A fairly generic mission statement, which I use as a starting points for the PMOs I work with runs along these lines: "To enable the successful delivery of the Portfolio / Programme / Project plan by working with our project colleagues to ensure that well-informed and  appropriate governance decisions are made at the right time by the right people."  Yet there are still too many ways to implement that mission, so that some PMOs look similar while others looks quite different from each other.

The problem we have now is that although we may have a working definition of PMO and we know roughly how we came to be here, we have not answered the question as to why there are so many different flavours of PMO in reality. 

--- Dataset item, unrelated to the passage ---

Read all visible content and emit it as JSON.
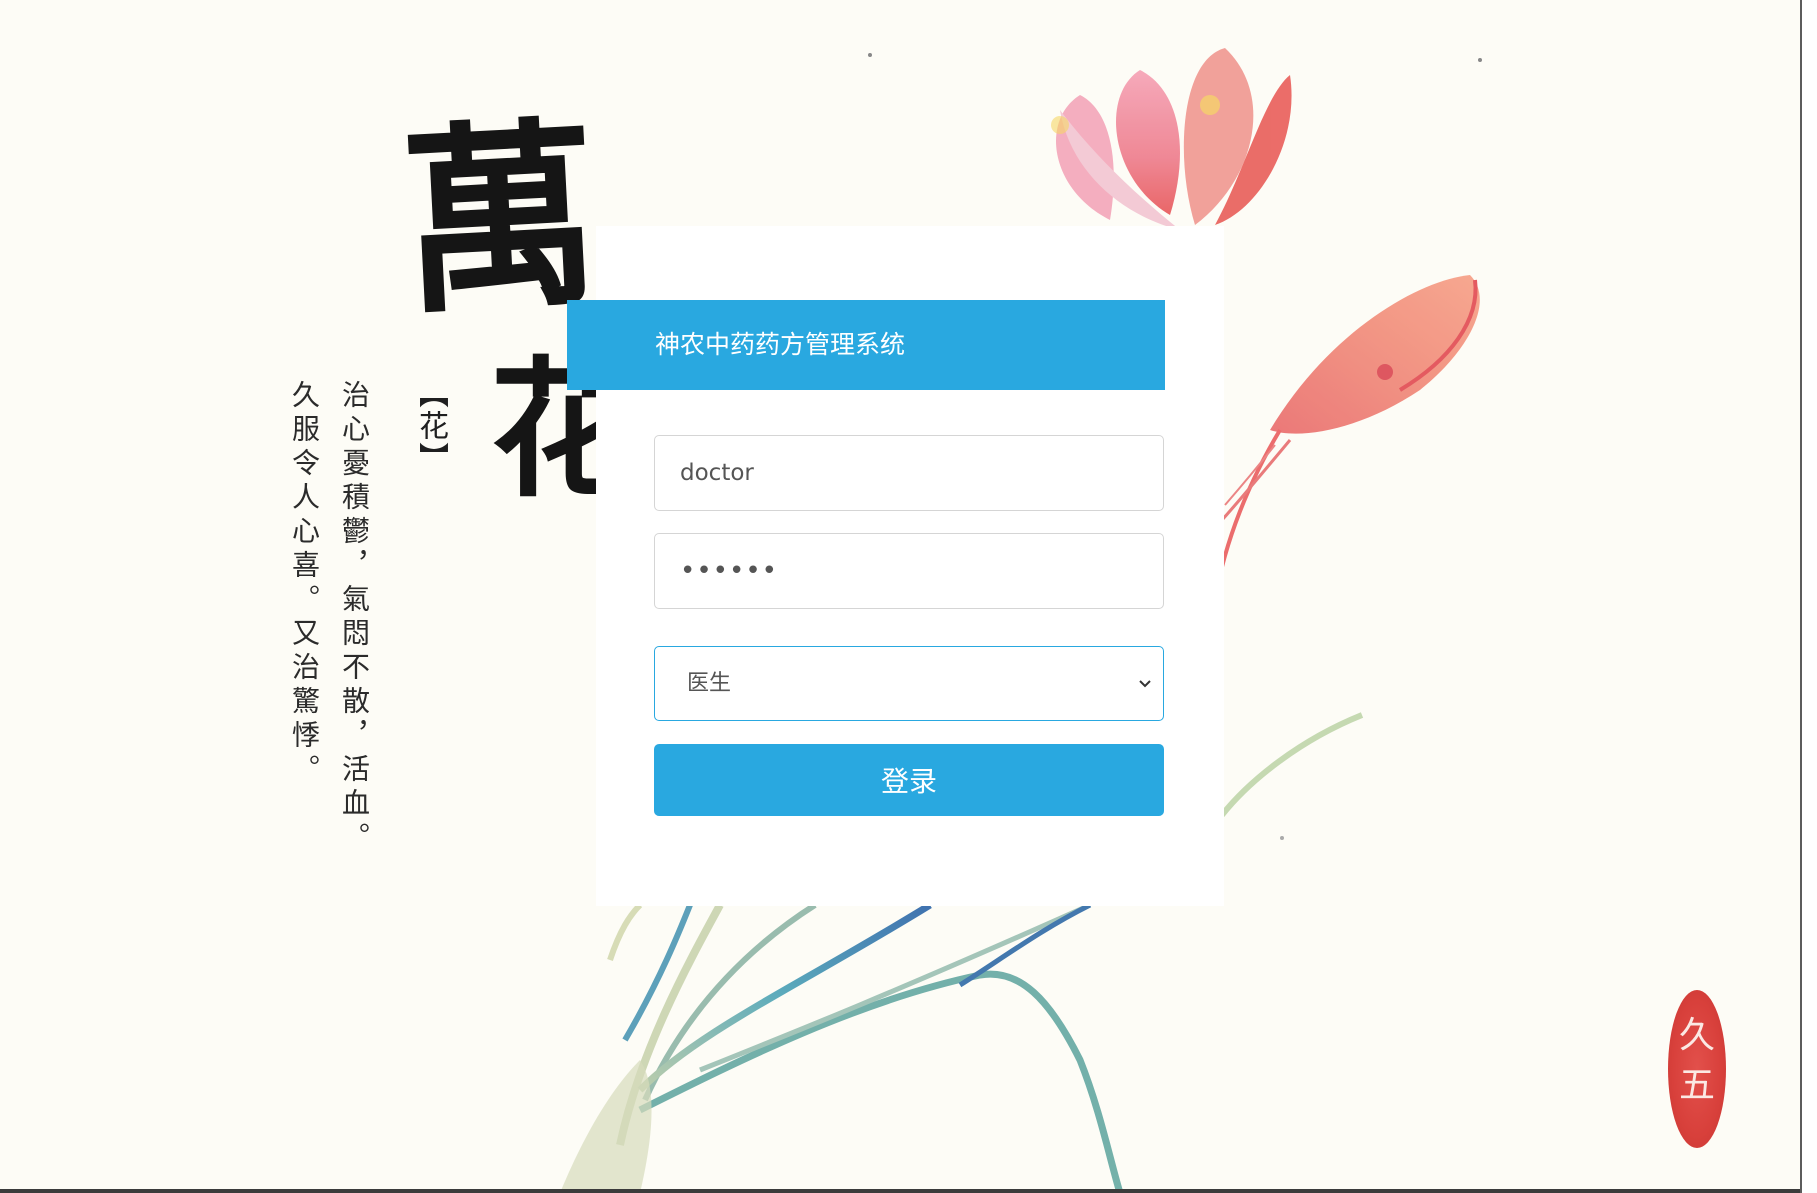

Moreover, tough as it may be to contemplate, the truth is that if a PMO didn’t exist, the organisation would still govern its investments, however inefficiently. It is also sadly true that defining a PMO's boundaries is pure management convention (office politics).

The situation always brings to my mind the ancient story of the blind men and the elephant.  It is a very well known story: A group of blind men touch an elephant to learn what it is like. Each one feels a different part, but only one part, such as the side or the tusk. They then compare notes and learn that they are in complete disagreement.  The man touching a leg says the elephant is a pillar, but to the man touching the side it is a wall, while the one touching the ear swears it is a fan, which is denied by the one touching the trunk who knows it is a hose, etc.

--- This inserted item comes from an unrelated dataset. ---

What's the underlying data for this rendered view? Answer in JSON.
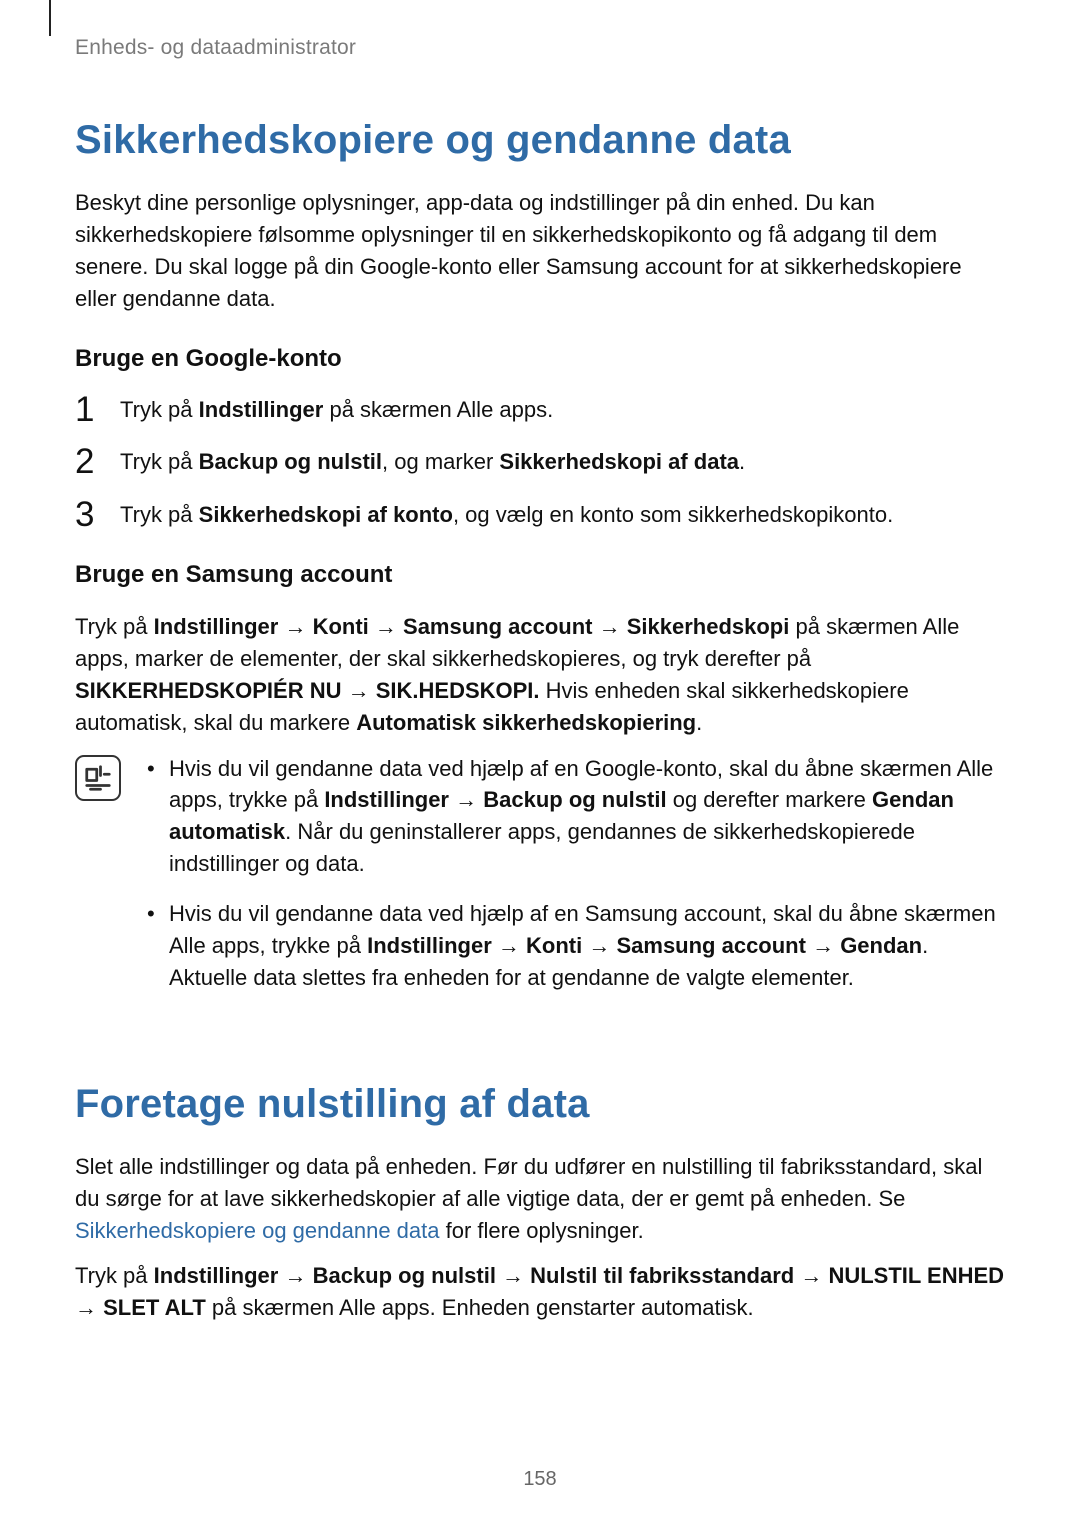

The answer to our original question is that just as in the early days a PSO was an artificial line drawn around part of the role of the PM team, nowadays the PMO is an artificial line drawn around part of the environment that an organisation uses to deliver change by means of projects.  You can draw the line anywhere, it is a managerial (office-political) decision, it is not, and does not need to be, backed up by theory. On top of that, the actual project environment of every organisation has evolved organically to suit it, and therefore there are as many varieties as there are varieties of organisations and businesses out there.  Imagine an iceberg, seven eighths of it very much there but invisible to you, while the visible part has been shaped uniquely by where it calved from and by the weather it encountered along the way. Yet we know an iceberg when we see it.

We need to say more about project environments, because they hold the key.  We will do that in the next post.

Lain Burgos-LoveceComment